I also performed my piece, ‘Patrick Bateman’, a homage to American Psycho. I had consumed American Psycho during my Deakin years; the novel is a fascinating study technique-wise and I had wanted to reconstruct its style and write about the act of. Anyway, I performed the first half of ‘Patrick Bateman’, got feedback from Lisa (yay!) and ate some of her vegan birthday cake before trundling home. Lisa, I owe you a birthday drink…possibly two.

Reading 'Patrick Bateman' @ Read You Bastards 3 (photo courtesy of Read You Bastards peeps)

Reading 'Patrick Bateman' @ Read You Bastards 3 (photo courtesy of Read You Bastards peeps)

No. 3 was the last Read You Bastards for Visible Ink, but the 2009 editorial team may continue the Bastards tradition in 2010. Meanwhile, Lost and Found: Visible Ink 21 is launching on Monday, 9 November 2009. The cover’s beautiful; lets hope that the words are equally gorgeous.

Lost and Found: Visible Ink 21 (image courtesy of www.visibleinkmag.wordpress.com)

Lost and Found: Visible Ink 21 (image courtesy of http://www.visibleinkmag.wordpress.com)

Getting Friendly with Read You Bastards
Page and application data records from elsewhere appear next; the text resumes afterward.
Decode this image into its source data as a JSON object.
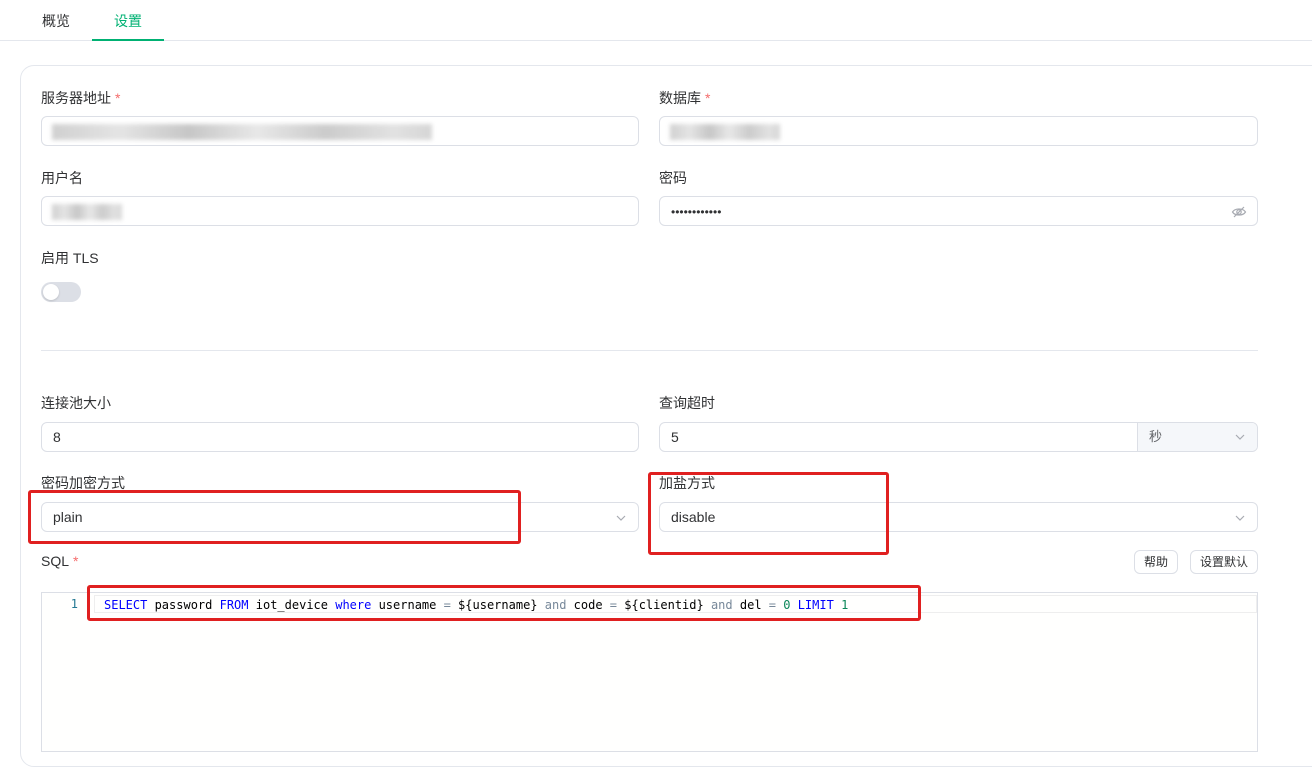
{
  "tabs": [
    {
      "label": "概览",
      "active": false
    },
    {
      "label": "设置",
      "active": true
    }
  ],
  "form": {
    "server": {
      "label": "服务器地址",
      "required": "*"
    },
    "database": {
      "label": "数据库",
      "required": "*"
    },
    "username": {
      "label": "用户名"
    },
    "password": {
      "label": "密码",
      "value": "••••••••••••"
    },
    "tls": {
      "label": "启用 TLS",
      "enabled": false
    },
    "pool_size": {
      "label": "连接池大小",
      "value": "8"
    },
    "query_timeout": {
      "label": "查询超时",
      "value": "5",
      "unit": "秒"
    },
    "password_hash": {
      "label": "密码加密方式",
      "value": "plain"
    },
    "salt": {
      "label": "加盐方式",
      "value": "disable"
    },
    "sql": {
      "label": "SQL",
      "required": "*",
      "help_button": "帮助",
      "reset_button": "设置默认"
    }
  },
  "editor": {
    "line_number": "1",
    "tokens": [
      {
        "t": "SELECT",
        "c": "kw"
      },
      {
        "t": " password ",
        "c": ""
      },
      {
        "t": "FROM",
        "c": "kw"
      },
      {
        "t": " iot_device ",
        "c": ""
      },
      {
        "t": "where",
        "c": "kw"
      },
      {
        "t": " username ",
        "c": ""
      },
      {
        "t": "=",
        "c": "op"
      },
      {
        "t": " ${username} ",
        "c": ""
      },
      {
        "t": "and",
        "c": "op"
      },
      {
        "t": " code ",
        "c": ""
      },
      {
        "t": "=",
        "c": "op"
      },
      {
        "t": " ${clientid} ",
        "c": ""
      },
      {
        "t": "and",
        "c": "op"
      },
      {
        "t": " del ",
        "c": ""
      },
      {
        "t": "=",
        "c": "op"
      },
      {
        "t": " ",
        "c": ""
      },
      {
        "t": "0",
        "c": "num"
      },
      {
        "t": " ",
        "c": ""
      },
      {
        "t": "LIMIT",
        "c": "kw"
      },
      {
        "t": " ",
        "c": ""
      },
      {
        "t": "1",
        "c": "num"
      }
    ]
  },
  "colors": {
    "accent": "#00b173",
    "required": "#f56c6c",
    "highlight_box": "#e02020"
  },
  "icons": {
    "password_toggle": "eye-off-icon",
    "select_arrow": "chevron-down-icon"
  }
}
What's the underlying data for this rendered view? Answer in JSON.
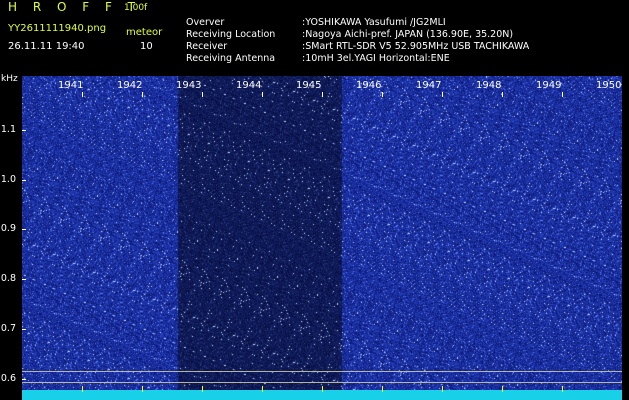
{
  "header": {
    "app_title": "H R O F F T",
    "version": "1.00f",
    "filename": "YY2611111940.png",
    "mode": "meteor",
    "datetime": "26.11.11 19:40",
    "count": "10"
  },
  "info": [
    {
      "key": "Overver",
      "value": ":YOSHIKAWA Yasufumi /JG2MLI"
    },
    {
      "key": "Receiving Location",
      "value": ":Nagoya Aichi-pref. JAPAN (136.90E, 35.20N)"
    },
    {
      "key": "Receiver",
      "value": ":SMart RTL-SDR V5 52.905MHz USB TACHIKAWA"
    },
    {
      "key": "Receiving Antenna",
      "value": ":10mH 3el.YAGI Horizontal:ENE"
    }
  ],
  "axis": {
    "y_unit": "kHz",
    "y_ticks": [
      "1.1",
      "1.0",
      "0.9",
      "0.8",
      "0.7",
      "0.6"
    ],
    "x_ticks": [
      "1941",
      "1942",
      "1943",
      "1944",
      "1945",
      "1946",
      "1947",
      "1948",
      "1949",
      "1950"
    ]
  },
  "colors": {
    "background": "#000000",
    "spectrum_bg": "#1a2ea0",
    "header_accent": "#dfff3a",
    "baseline": "#18d0e8"
  }
}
In August, intrepid me decided to check out the inaugural Read You Bastards night at The Empress Hotel, and despite the lack of entourage, I got up on stage to read my one and only poem, ‘Red Den Beauty’. Fast forward a couple of months: I still only have one poem worth reading, but at least I won’t be reading to strangers. Ohmidog, I have friends who are word nerds and not doctors, pharmacists, or salsa dancers.

Yep, Lisa Dempster will be there, reading from her latest book, Neon Pilgrim, as well as Allison Browning and Anthony Noack (those cool Vis Ink kids from NYWF), and a dog and a cat and possibly a horse and some baked goods. I wish I wasn’t working but I am, so I will be late but hopefully I’ll be right to read. Time for some Patrick Bateman, perhaps?

Suit A has a theory about emergency departments after seeing his share of waiting rooms, those beige-coloured boxes filled with beige-coloured plastic chairs full of ‘medical emergencies’ who get up and jingle about on their two legs (or maybe a wheelchair)…

Who knows? Come see. Read You Bastards 3 happens this Thursday. Words start flying at 8pm.

Writers Festival Withdrawal

There’s a lot of WFW going around at the moment. The Melbourne Writers Festival is over for 2009, and everyone has been posting about their feelings of dejection (as opposed to the usual feelings of rejection), which is crazy since Overload and TINA (This Is Not Art) are coming up. Overload starts this Friday, but if you need a writerly fix before then, there’s a couple of gigs happening on Thursday: Angela Meyer’s launching Kathy Charles’ Hollywood Ending at Readings Carlton, and Visible Ink is hosting another Read You Bastards open mic at the Empress. If you haven’t been to a Read You Bastards night, read my post about it. I recommend giving open mic a go, though I suggest bringing your own groupies: they’re so hot right now.

You will submit to Visible Ink

I can’t believe it. The boyfriend had netball. Sarah had a night shift. Everyone else…what was everyone else’s excuse? I’ve just been sitting in the Empress Hotel for the last three hours, randomly chatting to strangers and listening to more strangers read their stuff. Grr. NOT HAPPY. But I had promised to read tonight, so I did, performing my one and only good poem, ‘Red Den Beauty’, which will be appearing in the upcoming issue of Harvest.

Apart from the lack of friends, it was a good night. I got to chat to Tom Conyers about his book Morse Code for Cats, a contemporary novel about sex and drugs and a guy who tries to live his life like a book, and the friendly crew from Visible Ink 2009 happily answered all of my questions. I also scored a weird Greek pastry thingamybob and a copy of the Sleepers Almanac 2007. There were a lot of readings (some too soft for my underachieving ears), as well as some ’em & em dash’ beatboxing. 

Visible Ink is publishing its 21st bumper issue this year. There will be text, there will be artwork, and there will be funcakes at the November launch. The submission date is drawing near so do submit soon. I’m not sure what the editors are looking for, but have a read of the magazine’s older issues. If you’re still in doubt and are feeling charitable (there’s a $5 submission fee), send in your stuff anyway before 15 August 2009.